## Required work
Would you print the data below exactly, leaving out every picture?

## Recorded information
##########

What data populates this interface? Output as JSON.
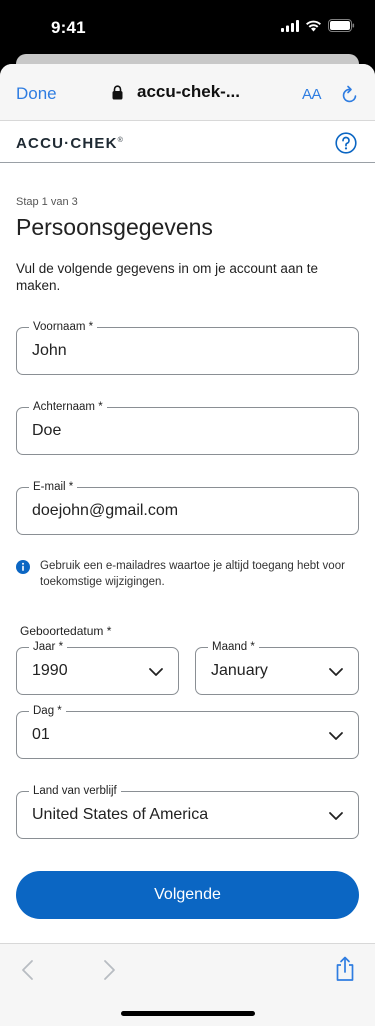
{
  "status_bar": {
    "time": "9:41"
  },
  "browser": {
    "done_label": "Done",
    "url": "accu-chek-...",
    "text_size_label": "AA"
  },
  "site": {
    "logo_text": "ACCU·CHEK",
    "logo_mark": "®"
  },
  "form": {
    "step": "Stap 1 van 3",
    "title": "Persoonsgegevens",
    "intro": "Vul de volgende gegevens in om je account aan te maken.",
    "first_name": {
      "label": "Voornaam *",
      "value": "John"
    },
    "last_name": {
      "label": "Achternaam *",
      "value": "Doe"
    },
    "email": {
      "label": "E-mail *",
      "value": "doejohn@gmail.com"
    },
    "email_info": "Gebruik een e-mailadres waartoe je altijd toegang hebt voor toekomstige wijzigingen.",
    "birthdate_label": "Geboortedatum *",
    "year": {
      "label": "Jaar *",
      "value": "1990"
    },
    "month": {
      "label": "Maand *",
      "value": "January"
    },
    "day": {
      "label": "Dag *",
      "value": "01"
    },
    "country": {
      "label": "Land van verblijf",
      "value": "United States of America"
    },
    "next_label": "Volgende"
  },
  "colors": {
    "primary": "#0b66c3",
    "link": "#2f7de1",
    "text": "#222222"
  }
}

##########

## Task output
What data populates this interface? Output as JSON.
{
  "status_bar": {
    "time": "9:41"
  },
  "browser": {
    "done_label": "Done",
    "url": "accu-chek-...",
    "text_size_label": "AA"
  },
  "site": {
    "logo_text": "ACCU·CHEK",
    "logo_mark": "®"
  },
  "form": {
    "step": "Stap 1 van 3",
    "title": "Persoonsgegevens",
    "intro": "Vul de volgende gegevens in om je account aan te maken.",
    "first_name": {
      "label": "Voornaam *",
      "value": "John"
    },
    "last_name": {
      "label": "Achternaam *",
      "value": "Doe"
    },
    "email": {
      "label": "E-mail *",
      "value": "doejohn@gmail.com"
    },
    "email_info": "Gebruik een e-mailadres waartoe je altijd toegang hebt voor toekomstige wijzigingen.",
    "birthdate_label": "Geboortedatum *",
    "year": {
      "label": "Jaar *",
      "value": "1990"
    },
    "month": {
      "label": "Maand *",
      "value": "January"
    },
    "day": {
      "label": "Dag *",
      "value": "01"
    },
    "country": {
      "label": "Land van verblijf",
      "value": "United States of America"
    },
    "next_label": "Volgende"
  },
  "colors": {
    "primary": "#0b66c3",
    "link": "#2f7de1",
    "text": "#222222"
  }
}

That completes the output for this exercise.